If all goes according to plan, passersby in Harvard Square may soon be able to give pan-handlers coupons which they can use to purchase food and articles they need.
The organizers of Spare Change newspaper, written and sold by members of Cambridge's homeless community, said they are working with Harvard Square area businesses and with Store 24 to develop a new system of giving. Customers would purchase books of coupons worth 25 cents each, which they could then give to sidewalk solicitors.
Maria Torrez, the new executive director of the program named Coupons Inc. said the idea to issue the coupons generated from a Berkeley, California-based program named Berkeley Cares.
Torrez said Brookline attorney Zachary J. Shulman brought the Berkeley program to Spare Change's attention and agreed to serve as legal counsel for a Cambridge coupon exchange.
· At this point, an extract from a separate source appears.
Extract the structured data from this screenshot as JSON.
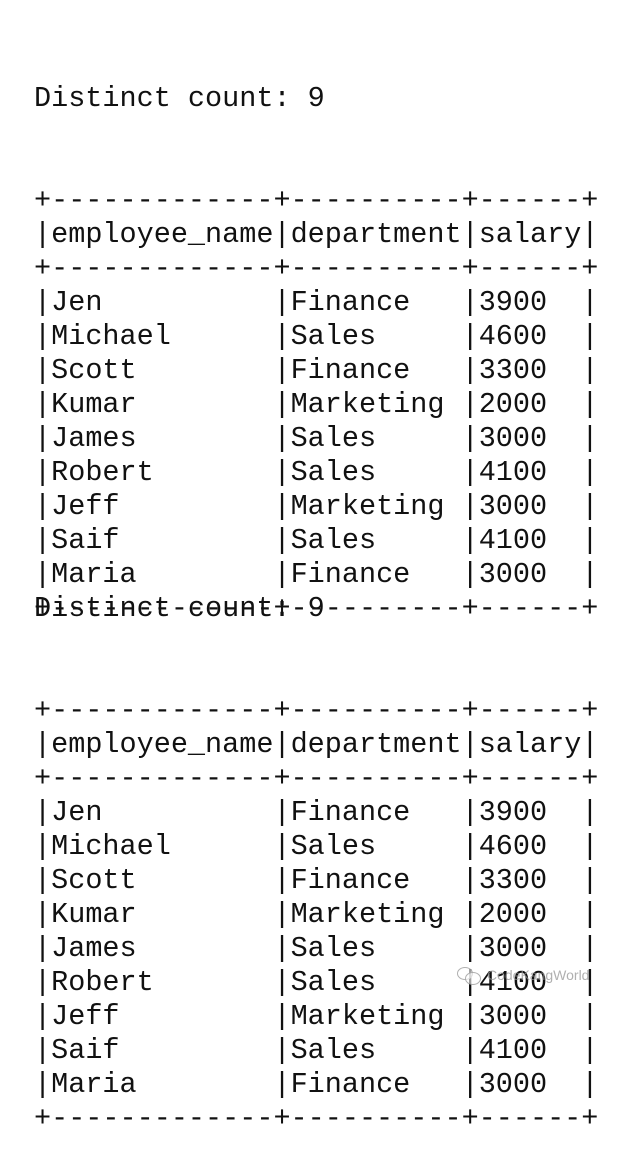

"We [at Spare Change] thought it was a really good idea," Torrez said. "It was different because instead of using the word 'voucher,' which people tend to associate with the welfare department, we only use the word 'coupon.'"
Shulman said yesterday that the idea for the coupon program occurred to him when a friend mentioned the Berkeley program to him while he was vacationing there last July. He said he brought the idea of starting a Cambridge coupon program to Spare Change and offered the services of his law firm, Ropes & Gray.
"To be honest," Shulman said, "progress has been slow. We're trying to get more organizations on board."
Ropes & Gray has devoted a great deal of time and energy toward encouraging area businesses to agree to redeem the coupons.
Shulman said Store 24 is the only market so far that has agreed to redeem the coupons, adding that he hopes to interest area pharmacies, restaurants and stores in the program.
Shulman warns that the program can not succeed without the support of area businesses. He explains their slow response as prudence, rather than a concern over image that Torrez anticipated.
Homeless persons interviewed in the Square yesterday had mixed reactions to the program.
Burell White, who was selling Spare Change near Church Street, said he was a recovering drug addict and felt the program ensured that panhandlers would not simply use their profits to purchase liquor.
"I totally agree with [coupons] because most of them do sit out here and then run to the liquor store," he said.
Another Spare Change vendor, Raheem, said the program might be good for panhandlers or alcoholics, but would not suit his needs because he uses cash, not coupons, to purchase his papers for 75 cents.
"For me, it wouldn't be any good," he said, "I had to use money to buy these [Spare Change] papers. For people who are standing around panhandling, I guess it would be good. For an alcoholic, I guess it would be good."
Spare Change Helps Reintegrate Homeless Into CommunityIn the six years Greg Dougherty has been a Spare Change vendor, his smile and sales pitch have become a
Fifteen Minutes: Brother. Can You Spare a Dime?Harvard Square is busting at the seams with street vendors--trinkets, Mexican pullover sweaters and balloon animals are proffered up and
University Wins Land Auction With $151M BidThe University dipped into its swollen coffers yesterday, cementing its plans for future development across the Charles River with a
NSA Group Maps Work On Purchase Card PlanAn NSA committee, which met over the weekend in the Shepard Room of Phillips Brooks House, is now ready to
Homeless AwardsThe Homeless Empowerment Project, publishers of the Spare Change newspaper, yesterday announced plans to sell a tape of music by
Vendor Asks Square To ‘Spare Change'For more than a decade, passersby in Harvard Square have been greeted by a familiar booming voice in front of